Why A Story About Russian Spies Who Use Facebook?

this is called promoting synergy

They did dead drops, passed bags of money to each other, and went to parties.  And sympathized with Castro, which is so moronic as to be its own punishment.

russian spies murphy.jpghigh value targets

But they have been charged merely with conspiracy to act as an unregistered agent for a foreign government and with conspiracy to commit money laundering. No espionage charges were filed because of the simple fact that they were never observed sending classified information. Their dispatches were the kind of stuff you'd find on the web, such as the outlook for the global gold market and President Obama's goals for a summit in Russia.

Which begs the question, why should Moscow have bothered?

The answer is that Moscow thinks it's 1971.  Not to say they're dump or importent, but there's a mixture of denial and wishful thinking akin to a midlife crisis: if we toss the ball around like it's the old days, then we still got it.

They don't.

The past 15 years of Russian history can be summarized with these two charts:

russia oil production and price.png
Which means this:

russia inflation.jpg
and everything else you can surmise.

While the youth of Russia live by the internet, the government really doesn't get it.  At Davos, Michael Dell asked Putin how he/companies can help build IT infrastructure in Russia.  Putin's response:  "You know, the trick is we're not someone in need of help. We're not invalids."

So while Russians are inventing Chatroulette and banging out the warez, this is what's going on in upper management:

jobs offers a trojan horse.jpg
I have absolutely no doubt that every word of that caption is true.  Meanwhile, Fox News would drown in its own ejaculate if Obama ever used a phone given by the Russians.

For the most part, the country's security services are run by the very old (Lebedev, Shlyakturov), non-technical (Fradkov, Shlyakturov), ex-KGB, miltary dreamers, and Darths.  Without the Force.


As far as I know, Russia has never admitted anyone was a spy for them, let alone 11 people.  So why admit it now?

Because they were admitting it to Russians.  "See?  We still go it."


Where it gets messy is here: why would America admit it?  Why is such a non-event all over the news?  Why does the American media care so much about this story?

(CNN) The Russian Foreign Ministry said in a statement the arrests are "unfounded and have unseemly goals."

"We do not understand the reasons why the U.S. Department of Justice has made a public statement in the spirit of the Cold War," said the statement, posted on the ministry's website. "Such incidents have occurred in the past, when our relations were on the rise. In any case it is regrettable that all these things are happening on the background of the 'reset' in Russian-U.S. relations announced by the U.S. administration."

The question isn't just why, the question is why now:

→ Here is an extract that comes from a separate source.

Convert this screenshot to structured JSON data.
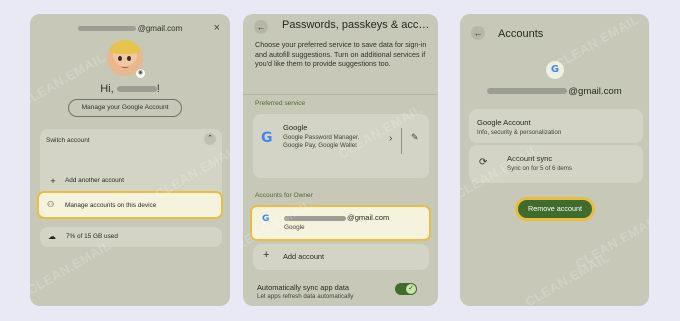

The Russian operation was believed to date back to the 1990s... the FBI conducted extensive electronic surveillance of the suspects for years, including secretly recording and videotaping them and surreptitiously entering residences to take photographs and copy documents.

Public choice theory is about private choice practicality, and the inevitable question: who benefits?


russian agents story.jpg

Government and media on the same page.  "Time to get control of the internet."